BEGIN Record extracts

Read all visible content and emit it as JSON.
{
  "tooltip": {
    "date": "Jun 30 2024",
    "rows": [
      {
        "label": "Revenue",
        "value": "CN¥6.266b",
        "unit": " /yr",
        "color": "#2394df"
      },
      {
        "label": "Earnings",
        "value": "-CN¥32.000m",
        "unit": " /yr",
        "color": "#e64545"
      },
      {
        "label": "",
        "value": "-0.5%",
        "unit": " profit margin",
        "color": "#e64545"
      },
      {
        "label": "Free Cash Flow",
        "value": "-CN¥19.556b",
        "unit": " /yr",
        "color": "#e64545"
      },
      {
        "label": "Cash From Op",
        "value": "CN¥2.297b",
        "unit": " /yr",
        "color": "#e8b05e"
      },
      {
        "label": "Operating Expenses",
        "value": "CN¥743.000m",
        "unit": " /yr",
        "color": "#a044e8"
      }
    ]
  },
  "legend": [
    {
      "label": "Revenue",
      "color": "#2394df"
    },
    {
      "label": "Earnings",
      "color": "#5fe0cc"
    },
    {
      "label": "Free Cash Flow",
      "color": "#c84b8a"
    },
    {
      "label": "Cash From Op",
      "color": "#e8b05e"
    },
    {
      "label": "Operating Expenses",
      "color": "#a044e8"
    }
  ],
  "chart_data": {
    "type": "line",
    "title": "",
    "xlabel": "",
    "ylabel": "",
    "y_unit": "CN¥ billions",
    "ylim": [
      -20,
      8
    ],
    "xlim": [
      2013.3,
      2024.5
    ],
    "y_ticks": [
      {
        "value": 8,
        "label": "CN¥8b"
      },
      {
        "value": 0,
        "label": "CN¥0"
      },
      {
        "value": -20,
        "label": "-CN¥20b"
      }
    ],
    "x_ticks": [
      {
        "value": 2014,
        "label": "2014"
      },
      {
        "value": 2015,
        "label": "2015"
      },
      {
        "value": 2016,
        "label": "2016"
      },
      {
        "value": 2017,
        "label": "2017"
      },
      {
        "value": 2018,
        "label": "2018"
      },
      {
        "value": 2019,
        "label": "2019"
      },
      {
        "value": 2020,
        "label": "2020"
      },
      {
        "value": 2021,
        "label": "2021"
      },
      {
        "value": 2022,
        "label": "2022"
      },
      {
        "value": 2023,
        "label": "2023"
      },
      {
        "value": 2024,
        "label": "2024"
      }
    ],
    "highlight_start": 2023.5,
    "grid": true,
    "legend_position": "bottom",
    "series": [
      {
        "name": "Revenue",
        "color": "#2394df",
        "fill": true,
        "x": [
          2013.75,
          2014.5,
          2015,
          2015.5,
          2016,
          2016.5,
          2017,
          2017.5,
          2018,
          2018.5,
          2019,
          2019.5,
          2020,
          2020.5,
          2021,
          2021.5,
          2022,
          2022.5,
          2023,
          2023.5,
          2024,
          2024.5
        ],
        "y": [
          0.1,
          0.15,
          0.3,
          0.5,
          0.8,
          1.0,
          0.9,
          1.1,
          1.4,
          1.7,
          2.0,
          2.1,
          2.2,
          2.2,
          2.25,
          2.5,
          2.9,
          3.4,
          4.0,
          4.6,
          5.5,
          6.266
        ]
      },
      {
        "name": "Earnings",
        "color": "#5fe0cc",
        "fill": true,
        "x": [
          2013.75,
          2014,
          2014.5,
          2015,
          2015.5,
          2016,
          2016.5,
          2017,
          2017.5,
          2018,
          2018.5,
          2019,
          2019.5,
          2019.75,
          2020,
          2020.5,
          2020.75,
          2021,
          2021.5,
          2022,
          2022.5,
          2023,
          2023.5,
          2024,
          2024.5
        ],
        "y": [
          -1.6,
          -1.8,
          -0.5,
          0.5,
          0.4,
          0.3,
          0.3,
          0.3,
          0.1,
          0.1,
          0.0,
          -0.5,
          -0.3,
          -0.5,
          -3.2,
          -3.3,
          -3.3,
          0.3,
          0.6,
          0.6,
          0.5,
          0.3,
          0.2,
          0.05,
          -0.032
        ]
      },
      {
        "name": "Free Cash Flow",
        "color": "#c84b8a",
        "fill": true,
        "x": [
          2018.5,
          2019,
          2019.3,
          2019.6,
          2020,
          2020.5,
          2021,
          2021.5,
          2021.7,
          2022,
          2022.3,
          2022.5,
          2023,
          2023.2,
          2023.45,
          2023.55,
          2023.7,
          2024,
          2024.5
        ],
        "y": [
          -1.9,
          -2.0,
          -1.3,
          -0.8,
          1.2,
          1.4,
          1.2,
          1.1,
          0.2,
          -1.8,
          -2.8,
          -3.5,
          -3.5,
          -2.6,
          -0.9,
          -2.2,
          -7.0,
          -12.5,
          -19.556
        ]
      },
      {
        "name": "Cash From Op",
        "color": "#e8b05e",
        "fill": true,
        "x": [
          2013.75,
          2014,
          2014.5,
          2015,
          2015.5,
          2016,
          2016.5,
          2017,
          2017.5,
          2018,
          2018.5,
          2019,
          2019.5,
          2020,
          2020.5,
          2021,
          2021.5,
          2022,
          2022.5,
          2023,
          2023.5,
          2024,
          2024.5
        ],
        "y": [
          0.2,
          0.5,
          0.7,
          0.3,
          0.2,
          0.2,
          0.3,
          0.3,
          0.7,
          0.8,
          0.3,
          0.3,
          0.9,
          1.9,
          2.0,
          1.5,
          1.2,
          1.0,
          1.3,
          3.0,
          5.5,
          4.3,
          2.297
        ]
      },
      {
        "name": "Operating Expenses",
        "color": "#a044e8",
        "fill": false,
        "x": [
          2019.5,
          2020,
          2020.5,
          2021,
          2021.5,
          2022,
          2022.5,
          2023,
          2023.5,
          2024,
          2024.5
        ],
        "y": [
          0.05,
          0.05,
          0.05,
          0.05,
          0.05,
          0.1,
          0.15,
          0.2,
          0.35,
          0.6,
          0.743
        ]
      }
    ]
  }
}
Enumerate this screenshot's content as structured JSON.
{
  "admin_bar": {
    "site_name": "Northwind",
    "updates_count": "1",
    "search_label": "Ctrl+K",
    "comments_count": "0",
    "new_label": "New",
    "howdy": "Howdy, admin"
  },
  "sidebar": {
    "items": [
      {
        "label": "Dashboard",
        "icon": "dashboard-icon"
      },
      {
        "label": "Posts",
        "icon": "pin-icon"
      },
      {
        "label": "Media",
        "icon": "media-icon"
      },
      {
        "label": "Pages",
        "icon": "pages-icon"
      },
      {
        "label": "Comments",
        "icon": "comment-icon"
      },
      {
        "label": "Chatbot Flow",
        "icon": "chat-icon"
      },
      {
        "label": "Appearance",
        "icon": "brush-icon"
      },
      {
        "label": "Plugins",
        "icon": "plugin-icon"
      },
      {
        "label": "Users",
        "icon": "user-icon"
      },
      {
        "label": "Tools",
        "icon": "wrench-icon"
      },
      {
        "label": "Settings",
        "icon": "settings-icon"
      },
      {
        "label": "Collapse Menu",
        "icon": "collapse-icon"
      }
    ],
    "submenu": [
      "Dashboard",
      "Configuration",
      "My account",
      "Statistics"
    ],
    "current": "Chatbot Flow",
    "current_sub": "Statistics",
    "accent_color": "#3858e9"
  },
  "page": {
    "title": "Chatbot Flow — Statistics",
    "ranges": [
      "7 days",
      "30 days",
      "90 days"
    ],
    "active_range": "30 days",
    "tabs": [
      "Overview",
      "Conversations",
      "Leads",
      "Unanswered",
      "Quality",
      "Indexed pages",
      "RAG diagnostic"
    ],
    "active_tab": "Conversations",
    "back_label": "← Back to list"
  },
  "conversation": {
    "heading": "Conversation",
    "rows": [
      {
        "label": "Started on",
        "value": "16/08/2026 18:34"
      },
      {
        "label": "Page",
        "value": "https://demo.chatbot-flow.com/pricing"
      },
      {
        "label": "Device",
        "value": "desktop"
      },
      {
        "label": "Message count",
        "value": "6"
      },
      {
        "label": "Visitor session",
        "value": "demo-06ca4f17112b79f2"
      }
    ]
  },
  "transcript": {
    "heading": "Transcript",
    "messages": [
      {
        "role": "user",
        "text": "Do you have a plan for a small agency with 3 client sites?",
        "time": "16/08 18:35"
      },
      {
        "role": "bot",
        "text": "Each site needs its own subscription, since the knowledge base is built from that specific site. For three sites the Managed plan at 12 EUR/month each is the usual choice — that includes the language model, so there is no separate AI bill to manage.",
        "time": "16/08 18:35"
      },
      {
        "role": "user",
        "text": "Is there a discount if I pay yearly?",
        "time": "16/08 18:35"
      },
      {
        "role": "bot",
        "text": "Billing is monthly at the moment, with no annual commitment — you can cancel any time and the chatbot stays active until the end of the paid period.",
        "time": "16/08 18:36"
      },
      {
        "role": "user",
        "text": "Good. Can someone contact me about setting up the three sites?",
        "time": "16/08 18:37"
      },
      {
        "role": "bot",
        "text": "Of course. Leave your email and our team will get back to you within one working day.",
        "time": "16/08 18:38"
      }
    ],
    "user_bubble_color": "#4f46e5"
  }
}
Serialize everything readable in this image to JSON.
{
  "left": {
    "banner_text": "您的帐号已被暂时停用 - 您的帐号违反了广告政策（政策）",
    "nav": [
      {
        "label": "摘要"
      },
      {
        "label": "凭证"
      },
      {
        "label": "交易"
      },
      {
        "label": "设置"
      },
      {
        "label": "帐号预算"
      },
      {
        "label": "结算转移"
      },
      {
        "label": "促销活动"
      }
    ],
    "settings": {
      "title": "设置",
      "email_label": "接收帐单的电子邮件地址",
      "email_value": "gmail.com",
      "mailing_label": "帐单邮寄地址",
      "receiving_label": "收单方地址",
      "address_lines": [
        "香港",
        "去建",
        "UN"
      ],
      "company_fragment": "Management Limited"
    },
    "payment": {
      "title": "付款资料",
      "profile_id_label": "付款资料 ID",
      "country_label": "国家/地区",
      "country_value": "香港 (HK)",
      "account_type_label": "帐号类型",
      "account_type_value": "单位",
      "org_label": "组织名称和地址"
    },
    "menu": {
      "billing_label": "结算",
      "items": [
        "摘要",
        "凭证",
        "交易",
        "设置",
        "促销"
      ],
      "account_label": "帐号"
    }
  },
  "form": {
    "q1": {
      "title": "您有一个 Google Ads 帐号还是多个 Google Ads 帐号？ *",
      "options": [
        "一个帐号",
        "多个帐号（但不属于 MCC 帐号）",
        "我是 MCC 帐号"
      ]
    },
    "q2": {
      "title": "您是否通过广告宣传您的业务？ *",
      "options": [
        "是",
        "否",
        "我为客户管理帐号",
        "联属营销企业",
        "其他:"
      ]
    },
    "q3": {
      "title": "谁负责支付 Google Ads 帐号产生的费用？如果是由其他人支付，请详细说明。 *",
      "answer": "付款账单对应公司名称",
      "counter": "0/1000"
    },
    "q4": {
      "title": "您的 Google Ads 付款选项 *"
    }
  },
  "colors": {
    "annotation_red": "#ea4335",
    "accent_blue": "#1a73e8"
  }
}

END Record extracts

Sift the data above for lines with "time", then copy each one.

        "time": "16/08 18:35"
        "time": "16/08 18:35"
        "time": "16/08 18:35"
        "text": "Billing is monthly at the moment, with no annual commitment — you can cancel any time and the chatbot stays active until the end of the paid period.",
        "time": "16/08 18:36"
        "time": "16/08 18:37"
        "time": "16/08 18:38"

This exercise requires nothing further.